I remember when I passed the $100K mark. My boss loved my work and gave me a raise that put me at $125,000. But a competitor offered me $140,000 and my boss told me he wouldn't match it. At that point, I had no kids, no mortgage and no car payments, so I didn't need the money. But I recognized salary as a gauge of prominence in my field, and although I was making $125,000 I felt under appreciated.
Eventually, I left that job for one that paid more than $200,000 a year, and I lived the aphorism that you have to spend money to make money. I couldn't take high-end clients out to dinner in my refurbished wreck of a car, so I leased a BMW. Dressing as well as my clients cost an arm and a leg. And I hired an assistant to manage my personal life since my new position left no time for that.
You might scoff at my choices, but I was not unique among those whose salaries hit six figures: My expenses rose with my salary, and my desires expanded with my bank account. You might think, “That won't happen to me,” but how foolish you would be to assume you would be the exception to the rule.
In fact, the rule is well established in research: The first 40 thousand makes a big difference in one's level of happiness. Happiness is dependent on being able to meet basic needs for food, shelter, and clothing. After meeting those needs you need to turn to something other than consumerism. Because additional money has negligible impact on how happy you are. Your level of happiness is largely dependent on your outlook.

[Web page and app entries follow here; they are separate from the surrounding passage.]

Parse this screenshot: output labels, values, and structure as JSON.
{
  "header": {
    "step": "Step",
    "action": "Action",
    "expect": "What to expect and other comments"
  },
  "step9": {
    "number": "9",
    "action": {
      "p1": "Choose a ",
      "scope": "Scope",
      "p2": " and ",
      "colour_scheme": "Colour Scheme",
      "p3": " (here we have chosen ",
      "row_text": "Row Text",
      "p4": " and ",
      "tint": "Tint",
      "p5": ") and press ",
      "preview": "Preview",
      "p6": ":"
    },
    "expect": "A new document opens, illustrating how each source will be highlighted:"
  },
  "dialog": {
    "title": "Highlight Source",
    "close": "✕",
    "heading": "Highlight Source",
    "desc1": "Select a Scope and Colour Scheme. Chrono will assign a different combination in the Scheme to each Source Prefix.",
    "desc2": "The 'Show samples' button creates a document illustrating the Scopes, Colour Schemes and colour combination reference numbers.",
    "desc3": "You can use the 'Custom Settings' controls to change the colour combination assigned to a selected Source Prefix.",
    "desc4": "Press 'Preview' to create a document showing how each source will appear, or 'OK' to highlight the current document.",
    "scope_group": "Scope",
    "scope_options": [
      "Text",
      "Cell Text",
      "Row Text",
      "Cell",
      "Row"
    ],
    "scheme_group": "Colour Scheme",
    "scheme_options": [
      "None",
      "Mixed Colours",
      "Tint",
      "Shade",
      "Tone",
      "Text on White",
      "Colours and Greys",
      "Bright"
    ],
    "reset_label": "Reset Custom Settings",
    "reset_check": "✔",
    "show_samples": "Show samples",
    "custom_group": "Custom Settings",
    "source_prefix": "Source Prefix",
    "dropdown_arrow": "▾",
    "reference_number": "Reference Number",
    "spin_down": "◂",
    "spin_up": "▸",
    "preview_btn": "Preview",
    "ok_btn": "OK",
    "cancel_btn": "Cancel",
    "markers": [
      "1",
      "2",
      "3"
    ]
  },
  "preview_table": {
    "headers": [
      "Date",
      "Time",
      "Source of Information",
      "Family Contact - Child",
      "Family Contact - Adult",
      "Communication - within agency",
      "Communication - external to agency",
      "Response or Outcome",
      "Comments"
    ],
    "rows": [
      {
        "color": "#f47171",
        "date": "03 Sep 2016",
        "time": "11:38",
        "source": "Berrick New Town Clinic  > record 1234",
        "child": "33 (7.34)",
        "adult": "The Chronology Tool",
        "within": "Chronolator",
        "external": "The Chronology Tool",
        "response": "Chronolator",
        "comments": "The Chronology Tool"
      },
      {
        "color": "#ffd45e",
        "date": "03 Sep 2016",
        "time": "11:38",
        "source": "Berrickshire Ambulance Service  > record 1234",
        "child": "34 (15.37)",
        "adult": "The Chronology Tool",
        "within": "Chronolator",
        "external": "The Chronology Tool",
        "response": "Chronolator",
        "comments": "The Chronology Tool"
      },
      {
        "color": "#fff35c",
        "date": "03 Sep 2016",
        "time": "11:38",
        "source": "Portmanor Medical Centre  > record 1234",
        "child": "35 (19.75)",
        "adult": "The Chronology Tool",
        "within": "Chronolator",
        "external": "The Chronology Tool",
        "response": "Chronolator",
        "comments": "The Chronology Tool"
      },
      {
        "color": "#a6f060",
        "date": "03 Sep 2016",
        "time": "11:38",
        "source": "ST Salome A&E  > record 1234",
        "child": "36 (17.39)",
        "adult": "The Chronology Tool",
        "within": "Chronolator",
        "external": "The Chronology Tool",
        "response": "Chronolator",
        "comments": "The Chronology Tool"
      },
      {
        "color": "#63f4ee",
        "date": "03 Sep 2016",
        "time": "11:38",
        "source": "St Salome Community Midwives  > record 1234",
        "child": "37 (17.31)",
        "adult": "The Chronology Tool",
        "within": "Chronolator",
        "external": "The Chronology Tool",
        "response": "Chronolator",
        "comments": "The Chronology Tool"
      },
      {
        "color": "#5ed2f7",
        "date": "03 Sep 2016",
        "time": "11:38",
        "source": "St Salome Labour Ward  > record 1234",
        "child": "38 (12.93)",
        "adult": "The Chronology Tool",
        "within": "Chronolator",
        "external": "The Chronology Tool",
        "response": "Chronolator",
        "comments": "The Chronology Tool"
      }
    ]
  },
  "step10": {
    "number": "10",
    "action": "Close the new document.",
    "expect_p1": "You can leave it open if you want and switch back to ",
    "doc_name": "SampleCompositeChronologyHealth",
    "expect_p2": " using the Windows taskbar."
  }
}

Maybe you're thinking there's another magic threshold beyond forty thousand. Like maybe 40 million. But you're wrong. When I ran in circles of venture capitalists, there was a common phrase, “It's not jet money.” Which was a way of saying, it was a good deal, but it won't earn enough money to pay for a private jet. No matter what size the pile of money is, there's always a way to see it as small.
So for those of you looking for more happiness, realize that a new job or a new home won't be nearly as rewarding as a new outlook. Optimism makes people happy. Raising your standing on the optimism scale will impact your happiness more than raising your worth on the pay scale.
Here's a ten-second test to figure out how optimistic you are:
Think of something really bad that has happened to you. Do you think:
1. It has made me a better person.
2. I made some mistakes, but bad things happen to everyone sometimes.
3. Nothing ever goes right for me.
Think of something really good that happened to you. Do you think:
1. I am good at creating my own success.
2. I got lucky.
3. In the end it didn't turn out to be that great a thing.
If you chose the first answer both times, then you probably already feel pretty happy regardless of your income. If you didn't answer one both times, then a shift in the way you think could dramatically improve your happiness.
The good news is that you can train yourself to think positively. Watch how happy people behave. The cliche about gaining strength through adversity might annoy you, but happy people live by those words.
If you took the test above and picked the third answer both times, you probably blame your life on external things so that you don’t have to take responsibility for your plight. Happy people take responsibility for their success and consider failure a temporary fluke. To change your thinking, start assuming responsibility for your emotions.
If you chose the number two answers, you probably tell yourself, “I’m not happy but I don’t know why.” Start believing that if you take action, good things will happen. Tell yourself good things happen because you expect good things and bad things happen to make you stronger.
Maybe you’re thinking, “Forget it. I don’t believe any of this works. And I can’t do it anyway.” But that’s part of your problem, isn’t it?